Extract every line below that contains the word "Arizona".
□ □ □ □ □
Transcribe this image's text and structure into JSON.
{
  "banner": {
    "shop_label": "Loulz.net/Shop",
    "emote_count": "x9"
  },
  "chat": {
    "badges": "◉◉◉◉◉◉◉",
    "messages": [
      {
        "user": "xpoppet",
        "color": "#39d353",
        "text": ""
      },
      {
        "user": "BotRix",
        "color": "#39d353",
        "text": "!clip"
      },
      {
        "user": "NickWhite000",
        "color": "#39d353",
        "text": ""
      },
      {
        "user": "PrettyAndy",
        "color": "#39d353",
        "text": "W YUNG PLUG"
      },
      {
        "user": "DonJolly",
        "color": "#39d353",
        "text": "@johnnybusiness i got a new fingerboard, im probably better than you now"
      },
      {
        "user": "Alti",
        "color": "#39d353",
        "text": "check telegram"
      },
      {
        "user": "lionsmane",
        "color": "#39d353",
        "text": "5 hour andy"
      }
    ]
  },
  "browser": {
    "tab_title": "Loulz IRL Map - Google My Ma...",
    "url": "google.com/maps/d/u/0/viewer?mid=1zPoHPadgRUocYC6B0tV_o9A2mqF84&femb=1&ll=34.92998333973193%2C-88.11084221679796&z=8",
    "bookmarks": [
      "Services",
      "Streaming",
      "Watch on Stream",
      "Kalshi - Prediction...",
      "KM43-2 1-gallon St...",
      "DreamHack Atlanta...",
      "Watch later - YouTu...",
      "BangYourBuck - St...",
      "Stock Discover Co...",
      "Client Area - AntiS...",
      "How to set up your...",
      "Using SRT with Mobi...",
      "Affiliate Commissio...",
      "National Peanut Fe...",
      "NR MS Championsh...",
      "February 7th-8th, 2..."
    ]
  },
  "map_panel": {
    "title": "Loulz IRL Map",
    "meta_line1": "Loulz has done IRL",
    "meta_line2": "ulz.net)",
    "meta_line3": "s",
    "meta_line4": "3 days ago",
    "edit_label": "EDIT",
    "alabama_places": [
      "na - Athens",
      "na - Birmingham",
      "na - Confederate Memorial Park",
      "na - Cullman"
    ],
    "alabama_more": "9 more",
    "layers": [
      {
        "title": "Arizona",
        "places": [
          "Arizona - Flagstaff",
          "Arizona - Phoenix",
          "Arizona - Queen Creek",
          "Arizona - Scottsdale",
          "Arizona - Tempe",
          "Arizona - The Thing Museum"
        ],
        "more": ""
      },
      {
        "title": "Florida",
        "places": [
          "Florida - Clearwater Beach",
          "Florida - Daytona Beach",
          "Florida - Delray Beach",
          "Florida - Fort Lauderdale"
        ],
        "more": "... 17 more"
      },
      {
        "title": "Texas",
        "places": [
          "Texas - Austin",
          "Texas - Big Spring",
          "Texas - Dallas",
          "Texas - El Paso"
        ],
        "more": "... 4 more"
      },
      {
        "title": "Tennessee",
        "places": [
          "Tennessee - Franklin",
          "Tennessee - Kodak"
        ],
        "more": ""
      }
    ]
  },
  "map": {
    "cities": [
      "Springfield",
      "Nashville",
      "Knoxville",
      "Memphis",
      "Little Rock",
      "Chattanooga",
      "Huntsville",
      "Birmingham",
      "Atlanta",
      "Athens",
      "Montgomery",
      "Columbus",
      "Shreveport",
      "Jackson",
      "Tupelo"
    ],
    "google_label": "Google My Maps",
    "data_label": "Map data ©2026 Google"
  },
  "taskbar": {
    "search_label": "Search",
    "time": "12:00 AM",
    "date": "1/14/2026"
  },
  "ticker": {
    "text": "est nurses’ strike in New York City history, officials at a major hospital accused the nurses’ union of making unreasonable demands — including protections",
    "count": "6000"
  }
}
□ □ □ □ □
# Written solution:
        "title": "Arizona",
          "Arizona - Flagstaff",
          "Arizona - Phoenix",
          "Arizona - Queen Creek",
          "Arizona - Scottsdale",
          "Arizona - Tempe",
          "Arizona - The Thing Museum"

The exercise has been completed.